### PROBLEM STATEMENT
Pictures stay out of the copy. Everything else in the records must be repeated exactly.

═══ RECORD EXTRACTS ═══

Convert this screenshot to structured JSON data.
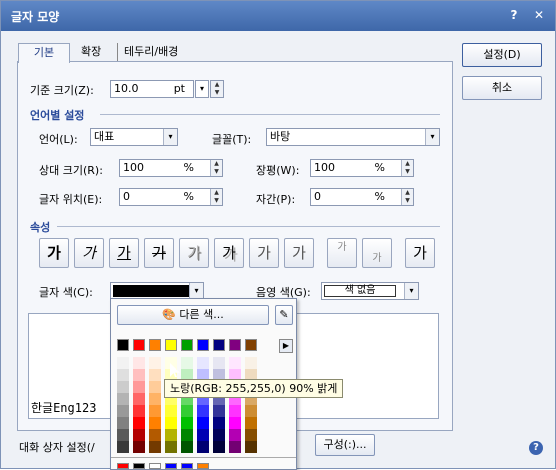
{
  "dialog": {
    "title": "글자 모양",
    "help": "?",
    "close": "✕"
  },
  "tabs": [
    {
      "label": "기본"
    },
    {
      "label": "확장"
    },
    {
      "label": "테두리/배경"
    }
  ],
  "base_size": {
    "label": "기준 크기(Z):",
    "value": "10.0",
    "unit": "pt"
  },
  "lang_section": "언어별 설정",
  "language": {
    "label": "언어(L):",
    "value": "대표"
  },
  "font": {
    "label": "글꼴(T):",
    "value": "바탕"
  },
  "rel_size": {
    "label": "상대 크기(R):",
    "value": "100",
    "unit": "%"
  },
  "width": {
    "label": "장평(W):",
    "value": "100",
    "unit": "%"
  },
  "pos": {
    "label": "글자 위치(E):",
    "value": "0",
    "unit": "%"
  },
  "spacing": {
    "label": "자간(P):",
    "value": "0",
    "unit": "%"
  },
  "attr_section": "속성",
  "style_glyphs": [
    "가",
    "가",
    "가",
    "가",
    "가",
    "가",
    "가",
    "가",
    "가",
    "가",
    "가"
  ],
  "text_color": {
    "label": "글자 색(C):",
    "value": "#000000"
  },
  "shade_color": {
    "label": "음영 색(G):",
    "value": "색 없음"
  },
  "preview_text": "한글Eng123",
  "popup": {
    "other_colors": "다른 색...",
    "top_row": [
      "#000000",
      "#ff0000",
      "#ff8000",
      "#ffff00",
      "#00a000",
      "#0000ff",
      "#000080",
      "#800080",
      "#804000"
    ]
  },
  "tooltip": "노랑(RGB: 255,255,0) 90% 밝게",
  "buttons": {
    "ok": "설정(D)",
    "cancel": "취소",
    "compose": "구성(:)..."
  },
  "bottom_label": "대화 상자 설정(/"
}
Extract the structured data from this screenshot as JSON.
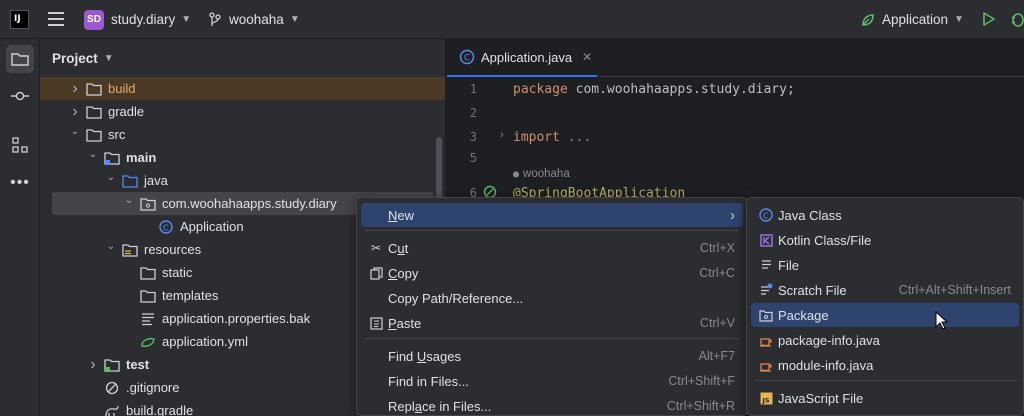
{
  "titlebar": {
    "logo_text": "IJ",
    "project_badge": "SD",
    "project_name": "study.diary",
    "branch": "woohaha",
    "run_config": "Application"
  },
  "project_panel": {
    "title": "Project",
    "tree": [
      {
        "label": "build",
        "icon": "folder-icon",
        "arrow": "›",
        "highlight": "orange"
      },
      {
        "label": "gradle",
        "icon": "folder-icon",
        "arrow": "›"
      },
      {
        "label": "src",
        "icon": "folder-icon",
        "arrow": "⌄"
      },
      {
        "label": "main",
        "icon": "source-folder-icon",
        "arrow": "⌄",
        "bold": true
      },
      {
        "label": "java",
        "icon": "blue-folder-icon",
        "arrow": "⌄"
      },
      {
        "label": "com.woohahaapps.study.diary",
        "icon": "package-icon",
        "arrow": "⌄",
        "highlight": "selected"
      },
      {
        "label": "Application",
        "icon": "spring-class-icon",
        "arrow": ""
      },
      {
        "label": "resources",
        "icon": "resources-folder-icon",
        "arrow": "⌄"
      },
      {
        "label": "static",
        "icon": "folder-icon",
        "arrow": ""
      },
      {
        "label": "templates",
        "icon": "folder-icon",
        "arrow": ""
      },
      {
        "label": "application.properties.bak",
        "icon": "text-file-icon",
        "arrow": ""
      },
      {
        "label": "application.yml",
        "icon": "yaml-icon",
        "arrow": ""
      },
      {
        "label": "test",
        "icon": "test-folder-icon",
        "arrow": "›",
        "bold": true
      },
      {
        "label": ".gitignore",
        "icon": "gitignore-icon",
        "arrow": ""
      },
      {
        "label": "build.gradle",
        "icon": "gradle-icon",
        "arrow": ""
      }
    ]
  },
  "editor": {
    "tab_label": "Application.java",
    "lines": [
      {
        "num": "1",
        "kw": "package",
        "text": " com.woohahaapps.study.diary;"
      },
      {
        "num": "2",
        "kw": "",
        "text": ""
      },
      {
        "num": "3",
        "kw": "import",
        "text": " ..."
      },
      {
        "num": "5",
        "kw": "",
        "text": ""
      },
      {
        "num": "",
        "kw": "",
        "text": "woohaha"
      },
      {
        "num": "6",
        "kw": "",
        "text": "@SpringBootApplication"
      }
    ]
  },
  "context_menu": {
    "items": [
      {
        "label": "New",
        "shortcut": "",
        "icon": "",
        "selected": true,
        "submenu": true
      },
      {
        "label": "Cut",
        "shortcut": "Ctrl+X",
        "icon": "scissors-icon"
      },
      {
        "label": "Copy",
        "shortcut": "Ctrl+C",
        "icon": "copy-icon"
      },
      {
        "label": "Copy Path/Reference...",
        "shortcut": "",
        "icon": ""
      },
      {
        "label": "Paste",
        "shortcut": "Ctrl+V",
        "icon": "paste-icon"
      },
      {
        "label": "Find Usages",
        "shortcut": "Alt+F7",
        "icon": ""
      },
      {
        "label": "Find in Files...",
        "shortcut": "Ctrl+Shift+F",
        "icon": ""
      },
      {
        "label": "Replace in Files...",
        "shortcut": "Ctrl+Shift+R",
        "icon": ""
      }
    ]
  },
  "submenu": {
    "items": [
      {
        "label": "Java Class",
        "shortcut": "",
        "icon": "java-class-icon"
      },
      {
        "label": "Kotlin Class/File",
        "shortcut": "",
        "icon": "kotlin-icon"
      },
      {
        "label": "File",
        "shortcut": "",
        "icon": "file-icon"
      },
      {
        "label": "Scratch File",
        "shortcut": "Ctrl+Alt+Shift+Insert",
        "icon": "scratch-file-icon"
      },
      {
        "label": "Package",
        "shortcut": "",
        "icon": "package-icon",
        "selected": true
      },
      {
        "label": "package-info.java",
        "shortcut": "",
        "icon": "java-file-icon"
      },
      {
        "label": "module-info.java",
        "shortcut": "",
        "icon": "java-file-icon"
      },
      {
        "label": "JavaScript File",
        "shortcut": "",
        "icon": "javascript-icon"
      }
    ]
  },
  "colors": {
    "accent": "#3574f0",
    "menu_selection": "#2e436e",
    "project_badge": "#9b59d0",
    "run_green": "#5fb865"
  }
}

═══

### ANSWER BELOW
Convert this screenshot to structured JSON data.
{
  "dialog": {
    "title": "글자 모양",
    "help": "?",
    "close": "✕"
  },
  "tabs": [
    {
      "label": "기본"
    },
    {
      "label": "확장"
    },
    {
      "label": "테두리/배경"
    }
  ],
  "base_size": {
    "label": "기준 크기(Z):",
    "value": "10.0",
    "unit": "pt"
  },
  "lang_section": "언어별 설정",
  "language": {
    "label": "언어(L):",
    "value": "대표"
  },
  "font": {
    "label": "글꼴(T):",
    "value": "바탕"
  },
  "rel_size": {
    "label": "상대 크기(R):",
    "value": "100",
    "unit": "%"
  },
  "width": {
    "label": "장평(W):",
    "value": "100",
    "unit": "%"
  },
  "pos": {
    "label": "글자 위치(E):",
    "value": "0",
    "unit": "%"
  },
  "spacing": {
    "label": "자간(P):",
    "value": "0",
    "unit": "%"
  },
  "attr_section": "속성",
  "style_glyphs": [
    "가",
    "가",
    "가",
    "가",
    "가",
    "가",
    "가",
    "가",
    "가",
    "가",
    "가"
  ],
  "text_color": {
    "label": "글자 색(C):",
    "value": "#000000"
  },
  "shade_color": {
    "label": "음영 색(G):",
    "value": "색 없음"
  },
  "preview_text": "한글Eng123",
  "popup": {
    "other_colors": "다른 색...",
    "top_row": [
      "#000000",
      "#ff0000",
      "#ff8000",
      "#ffff00",
      "#00a000",
      "#0000ff",
      "#000080",
      "#800080",
      "#804000"
    ]
  },
  "tooltip": "노랑(RGB: 255,255,0) 90% 밝게",
  "buttons": {
    "ok": "설정(D)",
    "cancel": "취소",
    "compose": "구성(:)..."
  },
  "bottom_label": "대화 상자 설정(/"
}
Extract the structured data from this screenshot as JSON.
{
  "titlebar": {
    "logo_text": "IJ",
    "project_badge": "SD",
    "project_name": "study.diary",
    "branch": "woohaha",
    "run_config": "Application"
  },
  "project_panel": {
    "title": "Project",
    "tree": [
      {
        "label": "build",
        "icon": "folder-icon",
        "arrow": "›",
        "highlight": "orange"
      },
      {
        "label": "gradle",
        "icon": "folder-icon",
        "arrow": "›"
      },
      {
        "label": "src",
        "icon": "folder-icon",
        "arrow": "⌄"
      },
      {
        "label": "main",
        "icon": "source-folder-icon",
        "arrow": "⌄",
        "bold": true
      },
      {
        "label": "java",
        "icon": "blue-folder-icon",
        "arrow": "⌄"
      },
      {
        "label": "com.woohahaapps.study.diary",
        "icon": "package-icon",
        "arrow": "⌄",
        "highlight": "selected"
      },
      {
        "label": "Application",
        "icon": "spring-class-icon",
        "arrow": ""
      },
      {
        "label": "resources",
        "icon": "resources-folder-icon",
        "arrow": "⌄"
      },
      {
        "label": "static",
        "icon": "folder-icon",
        "arrow": ""
      },
      {
        "label": "templates",
        "icon": "folder-icon",
        "arrow": ""
      },
      {
        "label": "application.properties.bak",
        "icon": "text-file-icon",
        "arrow": ""
      },
      {
        "label": "application.yml",
        "icon": "yaml-icon",
        "arrow": ""
      },
      {
        "label": "test",
        "icon": "test-folder-icon",
        "arrow": "›",
        "bold": true
      },
      {
        "label": ".gitignore",
        "icon": "gitignore-icon",
        "arrow": ""
      },
      {
        "label": "build.gradle",
        "icon": "gradle-icon",
        "arrow": ""
      }
    ]
  },
  "editor": {
    "tab_label": "Application.java",
    "lines": [
      {
        "num": "1",
        "kw": "package",
        "text": " com.woohahaapps.study.diary;"
      },
      {
        "num": "2",
        "kw": "",
        "text": ""
      },
      {
        "num": "3",
        "kw": "import",
        "text": " ..."
      },
      {
        "num": "5",
        "kw": "",
        "text": ""
      },
      {
        "num": "",
        "kw": "",
        "text": "woohaha"
      },
      {
        "num": "6",
        "kw": "",
        "text": "@SpringBootApplication"
      }
    ]
  },
  "context_menu": {
    "items": [
      {
        "label": "New",
        "shortcut": "",
        "icon": "",
        "selected": true,
        "submenu": true
      },
      {
        "label": "Cut",
        "shortcut": "Ctrl+X",
        "icon": "scissors-icon"
      },
      {
        "label": "Copy",
        "shortcut": "Ctrl+C",
        "icon": "copy-icon"
      },
      {
        "label": "Copy Path/Reference...",
        "shortcut": "",
        "icon": ""
      },
      {
        "label": "Paste",
        "shortcut": "Ctrl+V",
        "icon": "paste-icon"
      },
      {
        "label": "Find Usages",
        "shortcut": "Alt+F7",
        "icon": ""
      },
      {
        "label": "Find in Files...",
        "shortcut": "Ctrl+Shift+F",
        "icon": ""
      },
      {
        "label": "Replace in Files...",
        "shortcut": "Ctrl+Shift+R",
        "icon": ""
      }
    ]
  },
  "submenu": {
    "items": [
      {
        "label": "Java Class",
        "shortcut": "",
        "icon": "java-class-icon"
      },
      {
        "label": "Kotlin Class/File",
        "shortcut": "",
        "icon": "kotlin-icon"
      },
      {
        "label": "File",
        "shortcut": "",
        "icon": "file-icon"
      },
      {
        "label": "Scratch File",
        "shortcut": "Ctrl+Alt+Shift+Insert",
        "icon": "scratch-file-icon"
      },
      {
        "label": "Package",
        "shortcut": "",
        "icon": "package-icon",
        "selected": true
      },
      {
        "label": "package-info.java",
        "shortcut": "",
        "icon": "java-file-icon"
      },
      {
        "label": "module-info.java",
        "shortcut": "",
        "icon": "java-file-icon"
      },
      {
        "label": "JavaScript File",
        "shortcut": "",
        "icon": "javascript-icon"
      }
    ]
  },
  "colors": {
    "accent": "#3574f0",
    "menu_selection": "#2e436e",
    "project_badge": "#9b59d0",
    "run_green": "#5fb865"
  }
}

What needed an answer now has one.